In 1854, American merchant Cyrus West Field secured a charter to lay a telegraph cable across the Atlantic Ocean’s floor.
After four failed attempts, American and British naval ships succeeded in laying a nearly 2,000-mile cable linking Ireland and Newfoundland in the summer of 1858. Queen Victoria’s 98-word inaugural message to President James Buchanan took 16 hours to transmit. Not quick, but speedier than packet steamships’ 10-day transatlantic transits.

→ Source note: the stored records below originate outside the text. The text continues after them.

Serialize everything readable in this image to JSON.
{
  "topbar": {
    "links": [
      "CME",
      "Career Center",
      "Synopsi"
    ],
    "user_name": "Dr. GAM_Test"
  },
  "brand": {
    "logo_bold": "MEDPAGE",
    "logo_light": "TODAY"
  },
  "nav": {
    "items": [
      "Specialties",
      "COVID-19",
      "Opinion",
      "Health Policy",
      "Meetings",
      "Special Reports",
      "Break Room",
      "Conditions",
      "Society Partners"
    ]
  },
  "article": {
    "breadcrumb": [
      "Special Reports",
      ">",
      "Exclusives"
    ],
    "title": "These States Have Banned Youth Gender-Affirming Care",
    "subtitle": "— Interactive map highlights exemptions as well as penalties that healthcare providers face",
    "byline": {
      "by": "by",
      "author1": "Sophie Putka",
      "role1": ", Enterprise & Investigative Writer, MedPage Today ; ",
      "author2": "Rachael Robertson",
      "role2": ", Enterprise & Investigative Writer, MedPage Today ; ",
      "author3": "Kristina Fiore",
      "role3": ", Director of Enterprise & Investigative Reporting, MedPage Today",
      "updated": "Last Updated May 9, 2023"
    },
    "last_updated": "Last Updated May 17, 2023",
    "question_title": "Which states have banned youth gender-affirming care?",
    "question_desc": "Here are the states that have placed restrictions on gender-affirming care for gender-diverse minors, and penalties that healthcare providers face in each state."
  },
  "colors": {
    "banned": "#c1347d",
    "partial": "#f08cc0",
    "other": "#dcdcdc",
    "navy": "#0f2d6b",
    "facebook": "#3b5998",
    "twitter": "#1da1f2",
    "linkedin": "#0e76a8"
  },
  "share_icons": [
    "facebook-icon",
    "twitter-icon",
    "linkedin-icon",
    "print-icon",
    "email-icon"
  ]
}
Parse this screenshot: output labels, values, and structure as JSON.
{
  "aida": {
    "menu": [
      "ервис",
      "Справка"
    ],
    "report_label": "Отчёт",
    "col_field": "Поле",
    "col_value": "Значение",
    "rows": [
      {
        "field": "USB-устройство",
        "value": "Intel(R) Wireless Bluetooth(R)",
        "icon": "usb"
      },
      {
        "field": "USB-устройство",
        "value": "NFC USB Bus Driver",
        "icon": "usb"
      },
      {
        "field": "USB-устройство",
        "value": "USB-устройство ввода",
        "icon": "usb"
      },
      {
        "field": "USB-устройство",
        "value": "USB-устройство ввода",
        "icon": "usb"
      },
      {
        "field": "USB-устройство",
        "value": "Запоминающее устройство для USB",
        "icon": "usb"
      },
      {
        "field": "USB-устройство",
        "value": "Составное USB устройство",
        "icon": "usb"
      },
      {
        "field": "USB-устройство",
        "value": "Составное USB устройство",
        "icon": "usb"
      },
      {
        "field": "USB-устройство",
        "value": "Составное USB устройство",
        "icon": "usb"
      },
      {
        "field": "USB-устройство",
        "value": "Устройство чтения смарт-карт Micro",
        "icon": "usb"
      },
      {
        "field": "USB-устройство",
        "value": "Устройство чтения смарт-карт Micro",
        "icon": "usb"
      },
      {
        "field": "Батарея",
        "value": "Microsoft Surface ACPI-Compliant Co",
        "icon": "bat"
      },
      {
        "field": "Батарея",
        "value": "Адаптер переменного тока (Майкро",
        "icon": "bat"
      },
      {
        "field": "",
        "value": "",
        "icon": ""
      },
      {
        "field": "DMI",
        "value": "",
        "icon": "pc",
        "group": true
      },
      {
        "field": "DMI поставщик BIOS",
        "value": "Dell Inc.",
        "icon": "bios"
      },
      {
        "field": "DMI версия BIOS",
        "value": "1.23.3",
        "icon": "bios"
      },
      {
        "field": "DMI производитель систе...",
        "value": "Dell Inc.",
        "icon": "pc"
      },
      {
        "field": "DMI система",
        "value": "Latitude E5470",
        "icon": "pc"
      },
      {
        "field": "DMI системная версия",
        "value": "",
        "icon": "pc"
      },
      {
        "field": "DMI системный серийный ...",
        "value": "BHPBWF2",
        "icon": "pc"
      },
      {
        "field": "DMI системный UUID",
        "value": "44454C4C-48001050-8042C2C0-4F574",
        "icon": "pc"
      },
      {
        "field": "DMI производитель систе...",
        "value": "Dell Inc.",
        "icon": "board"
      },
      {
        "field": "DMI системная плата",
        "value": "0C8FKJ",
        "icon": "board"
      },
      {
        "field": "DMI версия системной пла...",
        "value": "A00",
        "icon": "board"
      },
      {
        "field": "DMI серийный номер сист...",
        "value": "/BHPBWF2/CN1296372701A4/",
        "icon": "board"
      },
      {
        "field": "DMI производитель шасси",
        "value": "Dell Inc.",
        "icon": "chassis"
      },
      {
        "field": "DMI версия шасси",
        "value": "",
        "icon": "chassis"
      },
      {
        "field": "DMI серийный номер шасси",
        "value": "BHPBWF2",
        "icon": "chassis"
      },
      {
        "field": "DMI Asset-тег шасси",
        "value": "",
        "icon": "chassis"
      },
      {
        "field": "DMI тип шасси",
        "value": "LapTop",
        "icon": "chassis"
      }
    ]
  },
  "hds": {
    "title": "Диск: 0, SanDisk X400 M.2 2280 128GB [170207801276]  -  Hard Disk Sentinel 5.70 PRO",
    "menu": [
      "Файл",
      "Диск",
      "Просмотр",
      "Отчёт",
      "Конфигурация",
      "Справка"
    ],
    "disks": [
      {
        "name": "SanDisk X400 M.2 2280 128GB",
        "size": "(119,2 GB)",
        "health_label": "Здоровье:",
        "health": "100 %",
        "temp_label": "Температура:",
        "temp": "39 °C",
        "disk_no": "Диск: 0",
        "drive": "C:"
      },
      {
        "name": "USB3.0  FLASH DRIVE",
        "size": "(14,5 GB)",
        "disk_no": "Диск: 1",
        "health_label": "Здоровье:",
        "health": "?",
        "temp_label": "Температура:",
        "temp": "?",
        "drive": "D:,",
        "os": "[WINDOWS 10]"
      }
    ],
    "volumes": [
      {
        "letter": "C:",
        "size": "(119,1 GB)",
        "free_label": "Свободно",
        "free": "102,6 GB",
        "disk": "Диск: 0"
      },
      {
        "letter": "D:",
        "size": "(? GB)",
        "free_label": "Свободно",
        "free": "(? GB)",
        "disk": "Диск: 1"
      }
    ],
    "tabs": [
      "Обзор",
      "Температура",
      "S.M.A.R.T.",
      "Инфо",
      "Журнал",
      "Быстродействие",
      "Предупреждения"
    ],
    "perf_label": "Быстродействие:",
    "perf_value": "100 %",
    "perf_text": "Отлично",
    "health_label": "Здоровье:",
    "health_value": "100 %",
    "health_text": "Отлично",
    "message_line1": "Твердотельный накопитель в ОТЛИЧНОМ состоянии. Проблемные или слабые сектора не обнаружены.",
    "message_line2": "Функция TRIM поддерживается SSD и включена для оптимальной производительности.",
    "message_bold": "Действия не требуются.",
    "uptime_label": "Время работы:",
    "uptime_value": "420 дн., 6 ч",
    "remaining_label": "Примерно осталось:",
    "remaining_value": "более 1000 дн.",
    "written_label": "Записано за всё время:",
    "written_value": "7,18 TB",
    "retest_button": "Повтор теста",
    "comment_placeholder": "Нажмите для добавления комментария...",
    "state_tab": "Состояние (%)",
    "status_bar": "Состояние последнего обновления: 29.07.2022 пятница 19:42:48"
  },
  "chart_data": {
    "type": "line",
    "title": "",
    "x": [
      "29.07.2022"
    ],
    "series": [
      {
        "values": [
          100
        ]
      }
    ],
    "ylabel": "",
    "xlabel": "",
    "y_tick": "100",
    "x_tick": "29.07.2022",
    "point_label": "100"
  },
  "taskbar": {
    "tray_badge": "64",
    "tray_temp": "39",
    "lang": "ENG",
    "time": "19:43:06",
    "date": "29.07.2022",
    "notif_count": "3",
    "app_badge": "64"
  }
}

The communications link, though, ceased working after only a few weeks. Field persisted, however, and contracted the British vessel Great Eastern, the largest ship afloat at the time, to lay a permanent telegraph cable in 1866 that vastly quickened transatlantic communication.